Chromium and exercise training: effect on obese women. Am J Clin Nutr 1997;66:639-642.

Eating disorders and diabetic complications. The New England Journal of Medicine, 6/26/97

The facts about fats. Consumer Reports on Health. March 1997

Fighting diabetes with fiber. Harvard Health Letter. April 1997

Lowering blood homocysteine with folic acid based supplements: Meta-analysis of randomised trials. British Medical Journal, 3/21/98

No apparent benefit of liquid formula diet in NIDDM. Exp Clin Endocrinol Diabetes 1997;105(3):134-9

Reduction of plasma homocysteine levels by breakfast cereal fortified with folic acid in patients with coronary heart disease. The New England Journal of Medicine, 4/9/98

Splenda, another sugar substitute. Consumer Reports on Health, September 1998

Very low fat diets questioned. Harvard Health Letter, December 1998

Yet another French Connection.

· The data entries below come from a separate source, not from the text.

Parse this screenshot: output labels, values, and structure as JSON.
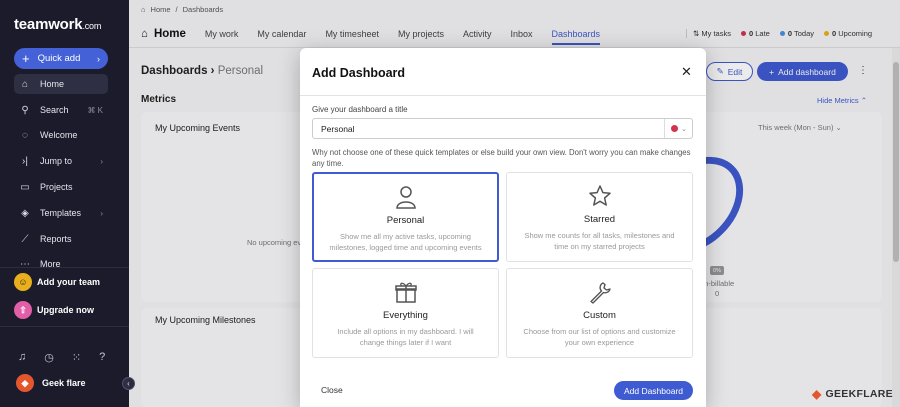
{
  "sidebar": {
    "logo_main": "teamwork",
    "logo_suffix": ".com",
    "quick_add": "Quick add",
    "items": [
      {
        "label": "Home",
        "icon": "home-icon"
      },
      {
        "label": "Search",
        "icon": "search-icon",
        "shortcut": "⌘ K"
      },
      {
        "label": "Welcome",
        "icon": "chat-icon"
      },
      {
        "label": "Jump to",
        "icon": "jump-icon"
      },
      {
        "label": "Projects",
        "icon": "folder-icon"
      },
      {
        "label": "Templates",
        "icon": "templates-icon"
      },
      {
        "label": "Reports",
        "icon": "reports-icon"
      },
      {
        "label": "More",
        "icon": "more-icon"
      }
    ],
    "add_team": "Add your team",
    "upgrade": "Upgrade now",
    "user_name": "Geek flare"
  },
  "breadcrumb": {
    "home": "Home",
    "sep": "/",
    "current": "Dashboards"
  },
  "topnav": {
    "home": "Home",
    "tabs": [
      "My work",
      "My calendar",
      "My timesheet",
      "My projects",
      "Activity",
      "Inbox",
      "Dashboards"
    ],
    "my_tasks": "My tasks",
    "late_count": "0",
    "late_label": "Late",
    "today_count": "0",
    "today_label": "Today",
    "upcoming_count": "0",
    "upcoming_label": "Upcoming"
  },
  "page": {
    "title": "Dashboards",
    "subtitle": "Personal",
    "edit": "Edit",
    "add_dashboard": "Add dashboard",
    "metrics": "Metrics",
    "hide_metrics": "Hide Metrics",
    "events_title": "My Upcoming Events",
    "events_range": "This week (Mon - Sun)",
    "no_events": "No upcoming ev",
    "milestones_title": "My Upcoming Milestones",
    "pct": "0%",
    "non_billable": "on-billable",
    "non_billable_value": "0"
  },
  "modal": {
    "title": "Add Dashboard",
    "field_label": "Give your dashboard a title",
    "title_value": "Personal",
    "hint": "Why not choose one of these quick templates or else build your own view. Don't worry you can make changes any time.",
    "templates": [
      {
        "name": "Personal",
        "desc": "Show me all my active tasks, upcoming milestones, logged time and upcoming events"
      },
      {
        "name": "Starred",
        "desc": "Show me counts for all tasks, milestones and time on my starred projects"
      },
      {
        "name": "Everything",
        "desc": "Include all options in my dashboard. I will change things later if I want"
      },
      {
        "name": "Custom",
        "desc": "Choose from our list of options and customize your own experience"
      }
    ],
    "close": "Close",
    "add": "Add Dashboard"
  },
  "colors": {
    "accent": "#3f5bd1",
    "sidebar": "#1b1b2b",
    "late": "#d2344d",
    "today": "#4a90e2",
    "upcoming": "#e8b01c"
  },
  "watermark": "GEEKFLARE"
}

Consumer Reports on Health, February 1997

Well-Connected Board of Editors

Harvey Simon, M.D., Editor-in-Chief
Massachusetts Institute of Technology; Physician, Massachusetts General Hospital

Masha J. Etkin, M.D., Gynecology
Harvard Medical School; Physician, Massachusetts General Hospital

John E. Godine, M.D., Ph.D., Metabolism
Harvard Medical School; Associate Physician, Massachusetts General Hospital

Daniel Heller, M.D., Pediatrics
Harvard Medical School; Associate Pediatrician, Massachusetts General Hospital; Active Staff, Children's Hospital

Irene Kuter, M.D., D. Phil., Oncology
Harvard Medical School; Assistant Physician, Massachusetts General Hospital

Paul C. Shellito, M.D., Surgery
Harvard Medical School; Associate Visiting Surgeon, Massachusetts General Hospital

Theodore A. Stern, M.D., Psychiatry
Harvard Medical School; Psychiatrist and Chief, Psychiatric Consultation Service, Massachusetts General Hospital

Carol Peckham, Editorial Director

Cynthia Chevins, Publisher